Rocklike yet somehow refined, Malcolm Barrass was a colossal presence in the Bolton Wanderers side during the decade immediately after the Second World War, initially as a versatile attacker, but mostly as a trusty central bulwark of the rearguard, the role in which he earned three caps for England. The tall, robust, left-footed Lancastrian thought deeply about the game. After every match he would mull over the action, kicking every ball over again in his mind’s eye, and his intelligent approach was a major factor in the Trotters’ steady tenure in the top flight of the English game throughout his time at Burnden Park.
Barrass, whose father Matt had played for Blackpool, Sheffield Wednesday and Manchester City between the wars, signed for Bolton as an amateur in 1944 from Ford Motors, a Manchester works team, having turned down an offer from Wolverhampton Wanderers following a successful trial. At first he was a free-scoring inside-forward, hitting 22 goals in 40 emergency wartime games during 1944-45, then bagging a brace in his senior debut, a 3-2 home victory over Stoke City in September 1946.

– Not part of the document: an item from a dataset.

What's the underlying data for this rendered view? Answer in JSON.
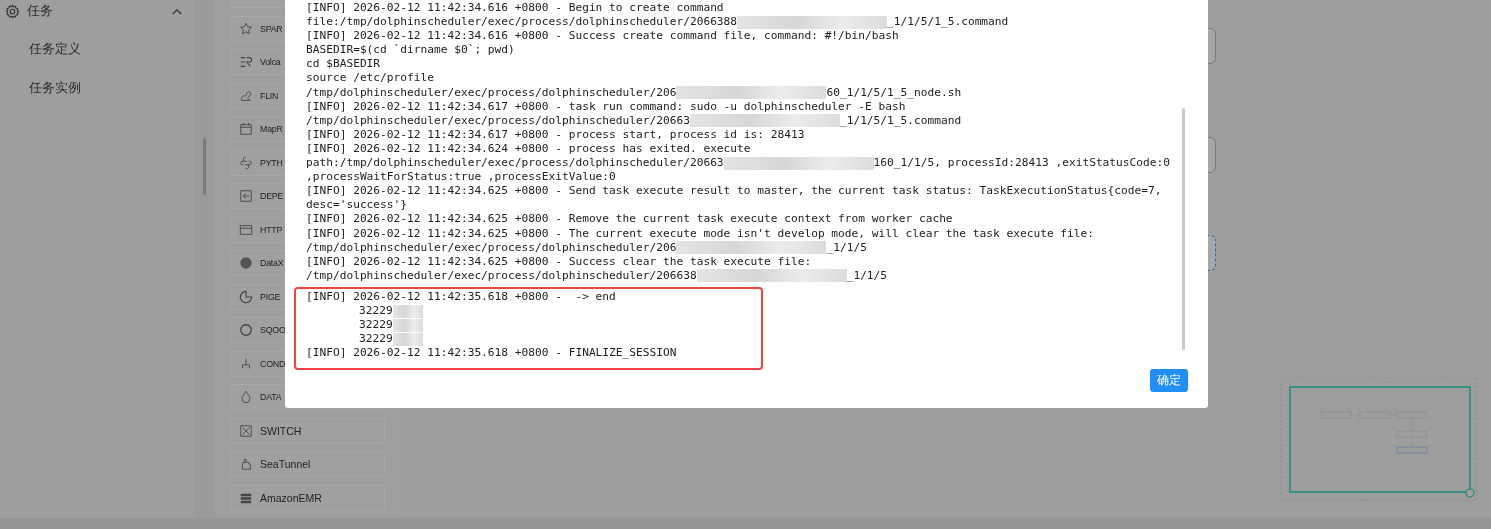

He could put in a potent stint up front, too, contributing four goals in the 5-1 thrashing of Manchester City at Burnden in November 1948, and had it not been for the simultaneous emergence of the fearsomely physical young Nat Lofthouse as a centre- forward of international class, then the burly Barrass might have made Bolton’s No 9 shirt his own. As it was his combination of power, determination and composure, topped off with a dash of culture on the ball, saw him gravitate to the half-back line, and it was as a centre-half that he earned his first full England call-up, in October 1951, when he effectively blotted out the fearsomely combative Welsh marauder Trevor Ford in a 1-1 draw at Ninian Park, Cardiff.
Barrass, whose initial representative honour had been in the unofficial Victory international against Wales at West Bromwich in 1945, collected two more caps, never regaining his place after his immediate opponent, Lawrie Reilly, had scored twice for Scotland in a 2-2 encounter at Wembley in April 1953. Another crushing disappointment awaited two weeks later on that same lush turf, when Bolton, despite being reduced to 10 fit men by an injury to wing-half Eric Bell, took a 3-1 lead over Blackpool in the FA Cup final, only to slump to a demoralising 4-3 defeat.
Though Barrass did not perform badly overall in the game, he was unfortunate to confront two of the finest footballers in the land at their most destructive. The man he was marking, the Seasiders’ centre-forward Stan Mortensen, was at his effervescent best and plundered a brilliant hat-trick, then the Trotters’ leg-weary No 5 was one of two defenders left floundering in the wake of the ageing maestro Stanley Matthews as he set up the injury-time winner. The nation rejoiced that the 38-year-old Peter Pan of football, the most famous and beloved player in the world at the time, had pocketed a winner’s medal at last in his third final, but for Bolton, and Barrass, there was only acute frustration. However, he was a resilient character and in 1953-54 he touched the finest form of his career as the Trotters climbed to fifth place in the First Division table for the second time in three years.
Bolton continued to benefit from Barrass’s toughness and fortitude on and off the field. He was a strong-minded individual who didn’t mince his words and was always ready to stand up for his team-mates, especially the young ones, in their dealings with the club. This approach didn’t always endear him to the management and, following several disagreements with manager Bill Ridding, and after more than 350 games, in September 1956 he was sold to Sheffield United of the Second Division for £4,160.
The forthright 31-year-old, who was replaced as defensive pivot by the up-and-coming John Higgins, was sad to leave behind a promising youthful side with a feisty team spirit, but he did relish the chance to play under the Bramall Lane manager Joe Mercer, one of the game’s most inspirational personalities. It didn’t work out for Barrass, though, as he couldn’t eclipse the comparatively diminutive but ultra-competitive Joe Shaw, and in the summer of 1958 he was freed to become player-manager of non-League Wigan Athletic.
There followed a stint managing Nuneaton Borough, then he settled in Bury and worked as a sales representative while finding time to train smaller clubs such as Pwllheli and Hyde United. The Barrass family footballing tradition was maintained by Malcolm’s grandson, Matt, a full-back with Bury during the first few seasons of the new millennium.
Malcolm Williamson Barrass, footballer: born Blackpool 15 December 1924; played for Bolton Wanderers 1944-56, Sheffield United 1956-58; capped three times by England 1951-53; married (one daughter, one son); died Bury 4 August 2013.Reuse content